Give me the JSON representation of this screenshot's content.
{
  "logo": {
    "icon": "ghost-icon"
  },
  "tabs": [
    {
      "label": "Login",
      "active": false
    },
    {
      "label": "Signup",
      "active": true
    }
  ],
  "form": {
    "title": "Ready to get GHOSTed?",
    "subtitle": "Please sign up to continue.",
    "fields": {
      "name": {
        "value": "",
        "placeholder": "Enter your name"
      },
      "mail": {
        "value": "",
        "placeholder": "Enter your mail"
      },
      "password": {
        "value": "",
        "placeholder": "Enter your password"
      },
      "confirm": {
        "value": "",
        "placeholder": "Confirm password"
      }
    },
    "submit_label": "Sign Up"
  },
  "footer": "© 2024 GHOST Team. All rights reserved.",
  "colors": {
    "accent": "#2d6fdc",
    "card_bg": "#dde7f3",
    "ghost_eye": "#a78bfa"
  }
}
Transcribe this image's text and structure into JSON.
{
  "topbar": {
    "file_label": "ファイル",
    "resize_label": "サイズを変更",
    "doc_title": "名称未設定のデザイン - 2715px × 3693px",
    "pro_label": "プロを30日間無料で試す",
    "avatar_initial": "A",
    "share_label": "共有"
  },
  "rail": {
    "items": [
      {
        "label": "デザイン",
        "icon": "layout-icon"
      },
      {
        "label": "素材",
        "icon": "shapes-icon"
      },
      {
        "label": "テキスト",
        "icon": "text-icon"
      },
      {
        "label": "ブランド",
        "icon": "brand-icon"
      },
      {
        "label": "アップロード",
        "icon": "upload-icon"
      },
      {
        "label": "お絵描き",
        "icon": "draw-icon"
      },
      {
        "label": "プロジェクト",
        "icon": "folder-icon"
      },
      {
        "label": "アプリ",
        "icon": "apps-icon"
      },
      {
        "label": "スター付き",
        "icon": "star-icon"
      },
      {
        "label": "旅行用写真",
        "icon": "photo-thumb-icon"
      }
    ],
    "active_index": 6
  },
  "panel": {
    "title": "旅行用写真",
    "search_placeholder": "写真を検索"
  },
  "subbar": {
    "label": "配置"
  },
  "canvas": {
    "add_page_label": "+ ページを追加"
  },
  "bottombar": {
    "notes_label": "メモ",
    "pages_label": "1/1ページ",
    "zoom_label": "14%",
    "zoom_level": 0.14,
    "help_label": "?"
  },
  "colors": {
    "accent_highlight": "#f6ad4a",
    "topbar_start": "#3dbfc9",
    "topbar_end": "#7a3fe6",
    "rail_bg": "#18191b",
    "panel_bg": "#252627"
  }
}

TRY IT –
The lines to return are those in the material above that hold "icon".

YOUR RESPONSE –
    "icon": "ghost-icon"
        "icon": "layout-icon"
        "icon": "shapes-icon"
        "icon": "text-icon"
        "icon": "brand-icon"
        "icon": "upload-icon"
        "icon": "draw-icon"
        "icon": "folder-icon"
        "icon": "apps-icon"
        "icon": "star-icon"
        "icon": "photo-thumb-icon"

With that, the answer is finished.